EXERCISE OBJECTIVE: Could you set down every entry exactly as it stands, without the images?

(Beginning of SOURCE INFORMATION)

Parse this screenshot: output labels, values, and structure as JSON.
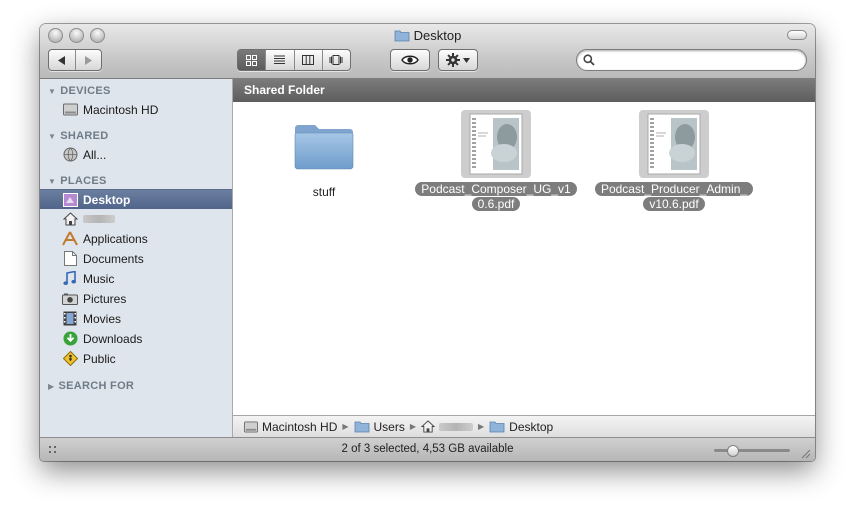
{
  "window": {
    "title": "Desktop"
  },
  "sidebar": {
    "devices_label": "DEVICES",
    "devices": [
      {
        "label": "Macintosh HD",
        "icon": "hard-drive-icon"
      }
    ],
    "shared_label": "SHARED",
    "shared": [
      {
        "label": "All...",
        "icon": "network-globe-icon"
      }
    ],
    "places_label": "PLACES",
    "places": [
      {
        "label": "Desktop",
        "icon": "desktop-icon",
        "selected": true
      },
      {
        "label": "",
        "icon": "home-icon"
      },
      {
        "label": "Applications",
        "icon": "applications-icon"
      },
      {
        "label": "Documents",
        "icon": "documents-icon"
      },
      {
        "label": "Music",
        "icon": "music-icon"
      },
      {
        "label": "Pictures",
        "icon": "pictures-icon"
      },
      {
        "label": "Movies",
        "icon": "movies-icon"
      },
      {
        "label": "Downloads",
        "icon": "downloads-icon"
      },
      {
        "label": "Public",
        "icon": "public-icon"
      }
    ],
    "search_for_label": "SEARCH FOR"
  },
  "content": {
    "header": "Shared Folder",
    "files": [
      {
        "name": "stuff",
        "type": "folder",
        "selected": false
      },
      {
        "name_line1": "Podcast_Composer_UG_v1",
        "name_line2": "0.6.pdf",
        "type": "pdf",
        "selected": true
      },
      {
        "name_line1": "Podcast_Producer_Admin_",
        "name_line2": "v10.6.pdf",
        "type": "pdf",
        "selected": true
      }
    ]
  },
  "pathbar": {
    "segments": [
      {
        "label": "Macintosh HD",
        "icon": "hard-drive-icon"
      },
      {
        "label": "Users",
        "icon": "folder-icon"
      },
      {
        "label": "",
        "icon": "home-icon"
      },
      {
        "label": "Desktop",
        "icon": "folder-icon"
      }
    ]
  },
  "status": {
    "text": "2 of 3 selected, 4,53 GB available",
    "icon_size_fraction": 0.2
  },
  "search": {
    "placeholder": "",
    "value": ""
  },
  "colors": {
    "selection": "#51648a",
    "sidebar_bg": "#dfe5ec",
    "header_bg": "#6a6a6a",
    "file_label_selected": "#7d7d7d"
  }
}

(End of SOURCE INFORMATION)

RESPONSE BOX:
Parse this screenshot: output labels, values, and structure as JSON.
{
  "window": {
    "title": "Desktop"
  },
  "sidebar": {
    "devices_label": "DEVICES",
    "devices": [
      {
        "label": "Macintosh HD",
        "icon": "hard-drive-icon"
      }
    ],
    "shared_label": "SHARED",
    "shared": [
      {
        "label": "All...",
        "icon": "network-globe-icon"
      }
    ],
    "places_label": "PLACES",
    "places": [
      {
        "label": "Desktop",
        "icon": "desktop-icon",
        "selected": true
      },
      {
        "label": "",
        "icon": "home-icon"
      },
      {
        "label": "Applications",
        "icon": "applications-icon"
      },
      {
        "label": "Documents",
        "icon": "documents-icon"
      },
      {
        "label": "Music",
        "icon": "music-icon"
      },
      {
        "label": "Pictures",
        "icon": "pictures-icon"
      },
      {
        "label": "Movies",
        "icon": "movies-icon"
      },
      {
        "label": "Downloads",
        "icon": "downloads-icon"
      },
      {
        "label": "Public",
        "icon": "public-icon"
      }
    ],
    "search_for_label": "SEARCH FOR"
  },
  "content": {
    "header": "Shared Folder",
    "files": [
      {
        "name": "stuff",
        "type": "folder",
        "selected": false
      },
      {
        "name_line1": "Podcast_Composer_UG_v1",
        "name_line2": "0.6.pdf",
        "type": "pdf",
        "selected": true
      },
      {
        "name_line1": "Podcast_Producer_Admin_",
        "name_line2": "v10.6.pdf",
        "type": "pdf",
        "selected": true
      }
    ]
  },
  "pathbar": {
    "segments": [
      {
        "label": "Macintosh HD",
        "icon": "hard-drive-icon"
      },
      {
        "label": "Users",
        "icon": "folder-icon"
      },
      {
        "label": "",
        "icon": "home-icon"
      },
      {
        "label": "Desktop",
        "icon": "folder-icon"
      }
    ]
  },
  "status": {
    "text": "2 of 3 selected, 4,53 GB available",
    "icon_size_fraction": 0.2
  },
  "search": {
    "placeholder": "",
    "value": ""
  },
  "colors": {
    "selection": "#51648a",
    "sidebar_bg": "#dfe5ec",
    "header_bg": "#6a6a6a",
    "file_label_selected": "#7d7d7d"
  }
}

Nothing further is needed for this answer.